Assigned task ::
The data shown below should all be retyped exactly.
-------- Data section
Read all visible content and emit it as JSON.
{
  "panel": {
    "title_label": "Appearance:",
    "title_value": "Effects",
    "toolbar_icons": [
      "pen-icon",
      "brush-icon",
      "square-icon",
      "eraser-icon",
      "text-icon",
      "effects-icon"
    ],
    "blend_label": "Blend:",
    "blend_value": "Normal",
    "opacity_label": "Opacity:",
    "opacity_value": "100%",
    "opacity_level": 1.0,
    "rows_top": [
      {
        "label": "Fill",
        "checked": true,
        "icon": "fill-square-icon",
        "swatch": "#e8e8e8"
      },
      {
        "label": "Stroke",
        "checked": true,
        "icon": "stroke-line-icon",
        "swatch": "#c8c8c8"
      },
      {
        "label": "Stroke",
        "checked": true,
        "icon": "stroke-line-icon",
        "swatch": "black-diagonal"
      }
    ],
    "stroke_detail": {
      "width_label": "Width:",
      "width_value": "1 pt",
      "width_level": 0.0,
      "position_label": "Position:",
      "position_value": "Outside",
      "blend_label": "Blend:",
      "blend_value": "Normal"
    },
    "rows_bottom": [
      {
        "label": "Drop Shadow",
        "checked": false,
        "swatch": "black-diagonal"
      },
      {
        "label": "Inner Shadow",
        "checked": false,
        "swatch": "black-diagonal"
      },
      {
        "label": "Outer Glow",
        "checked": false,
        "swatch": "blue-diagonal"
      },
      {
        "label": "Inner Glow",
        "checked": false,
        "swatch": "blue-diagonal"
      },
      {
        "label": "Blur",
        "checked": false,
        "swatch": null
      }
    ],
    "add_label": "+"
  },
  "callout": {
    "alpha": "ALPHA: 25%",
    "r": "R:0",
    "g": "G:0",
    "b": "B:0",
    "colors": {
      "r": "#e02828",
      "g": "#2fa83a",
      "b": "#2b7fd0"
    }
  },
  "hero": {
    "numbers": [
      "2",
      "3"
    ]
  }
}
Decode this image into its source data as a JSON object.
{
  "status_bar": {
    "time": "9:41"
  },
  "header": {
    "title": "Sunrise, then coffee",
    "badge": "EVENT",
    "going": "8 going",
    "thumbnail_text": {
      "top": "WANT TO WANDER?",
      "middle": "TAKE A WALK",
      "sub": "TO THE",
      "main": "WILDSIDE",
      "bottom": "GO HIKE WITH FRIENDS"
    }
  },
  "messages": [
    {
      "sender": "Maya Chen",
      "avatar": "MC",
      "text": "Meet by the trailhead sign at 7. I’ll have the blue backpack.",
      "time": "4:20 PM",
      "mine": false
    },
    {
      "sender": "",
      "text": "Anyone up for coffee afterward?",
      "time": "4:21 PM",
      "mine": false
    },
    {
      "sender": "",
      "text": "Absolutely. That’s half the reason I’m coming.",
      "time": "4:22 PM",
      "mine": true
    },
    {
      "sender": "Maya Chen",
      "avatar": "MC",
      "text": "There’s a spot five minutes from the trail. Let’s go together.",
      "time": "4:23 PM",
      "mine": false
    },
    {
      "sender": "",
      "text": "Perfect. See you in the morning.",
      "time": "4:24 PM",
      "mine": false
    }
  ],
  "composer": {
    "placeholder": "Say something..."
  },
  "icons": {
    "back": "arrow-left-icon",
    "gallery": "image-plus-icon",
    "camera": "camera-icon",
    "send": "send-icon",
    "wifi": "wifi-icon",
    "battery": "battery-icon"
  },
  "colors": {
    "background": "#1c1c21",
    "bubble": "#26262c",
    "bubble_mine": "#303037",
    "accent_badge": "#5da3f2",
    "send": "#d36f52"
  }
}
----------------
Completed exercise ::
Read all visible content and emit it as JSON.
{
  "panel": {
    "title_label": "Appearance:",
    "title_value": "Effects",
    "toolbar_icons": [
      "pen-icon",
      "brush-icon",
      "square-icon",
      "eraser-icon",
      "text-icon",
      "effects-icon"
    ],
    "blend_label": "Blend:",
    "blend_value": "Normal",
    "opacity_label": "Opacity:",
    "opacity_value": "100%",
    "opacity_level": 1.0,
    "rows_top": [
      {
        "label": "Fill",
        "checked": true,
        "icon": "fill-square-icon",
        "swatch": "#e8e8e8"
      },
      {
        "label": "Stroke",
        "checked": true,
        "icon": "stroke-line-icon",
        "swatch": "#c8c8c8"
      },
      {
        "label": "Stroke",
        "checked": true,
        "icon": "stroke-line-icon",
        "swatch": "black-diagonal"
      }
    ],
    "stroke_detail": {
      "width_label": "Width:",
      "width_value": "1 pt",
      "width_level": 0.0,
      "position_label": "Position:",
      "position_value": "Outside",
      "blend_label": "Blend:",
      "blend_value": "Normal"
    },
    "rows_bottom": [
      {
        "label": "Drop Shadow",
        "checked": false,
        "swatch": "black-diagonal"
      },
      {
        "label": "Inner Shadow",
        "checked": false,
        "swatch": "black-diagonal"
      },
      {
        "label": "Outer Glow",
        "checked": false,
        "swatch": "blue-diagonal"
      },
      {
        "label": "Inner Glow",
        "checked": false,
        "swatch": "blue-diagonal"
      },
      {
        "label": "Blur",
        "checked": false,
        "swatch": null
      }
    ],
    "add_label": "+"
  },
  "callout": {
    "alpha": "ALPHA: 25%",
    "r": "R:0",
    "g": "G:0",
    "b": "B:0",
    "colors": {
      "r": "#e02828",
      "g": "#2fa83a",
      "b": "#2b7fd0"
    }
  },
  "hero": {
    "numbers": [
      "2",
      "3"
    ]
  }
}
Decode this image into its source data as a JSON object.
{
  "status_bar": {
    "time": "9:41"
  },
  "header": {
    "title": "Sunrise, then coffee",
    "badge": "EVENT",
    "going": "8 going",
    "thumbnail_text": {
      "top": "WANT TO WANDER?",
      "middle": "TAKE A WALK",
      "sub": "TO THE",
      "main": "WILDSIDE",
      "bottom": "GO HIKE WITH FRIENDS"
    }
  },
  "messages": [
    {
      "sender": "Maya Chen",
      "avatar": "MC",
      "text": "Meet by the trailhead sign at 7. I’ll have the blue backpack.",
      "time": "4:20 PM",
      "mine": false
    },
    {
      "sender": "",
      "text": "Anyone up for coffee afterward?",
      "time": "4:21 PM",
      "mine": false
    },
    {
      "sender": "",
      "text": "Absolutely. That’s half the reason I’m coming.",
      "time": "4:22 PM",
      "mine": true
    },
    {
      "sender": "Maya Chen",
      "avatar": "MC",
      "text": "There’s a spot five minutes from the trail. Let’s go together.",
      "time": "4:23 PM",
      "mine": false
    },
    {
      "sender": "",
      "text": "Perfect. See you in the morning.",
      "time": "4:24 PM",
      "mine": false
    }
  ],
  "composer": {
    "placeholder": "Say something..."
  },
  "icons": {
    "back": "arrow-left-icon",
    "gallery": "image-plus-icon",
    "camera": "camera-icon",
    "send": "send-icon",
    "wifi": "wifi-icon",
    "battery": "battery-icon"
  },
  "colors": {
    "background": "#1c1c21",
    "bubble": "#26262c",
    "bubble_mine": "#303037",
    "accent_badge": "#5da3f2",
    "send": "#d36f52"
  }
}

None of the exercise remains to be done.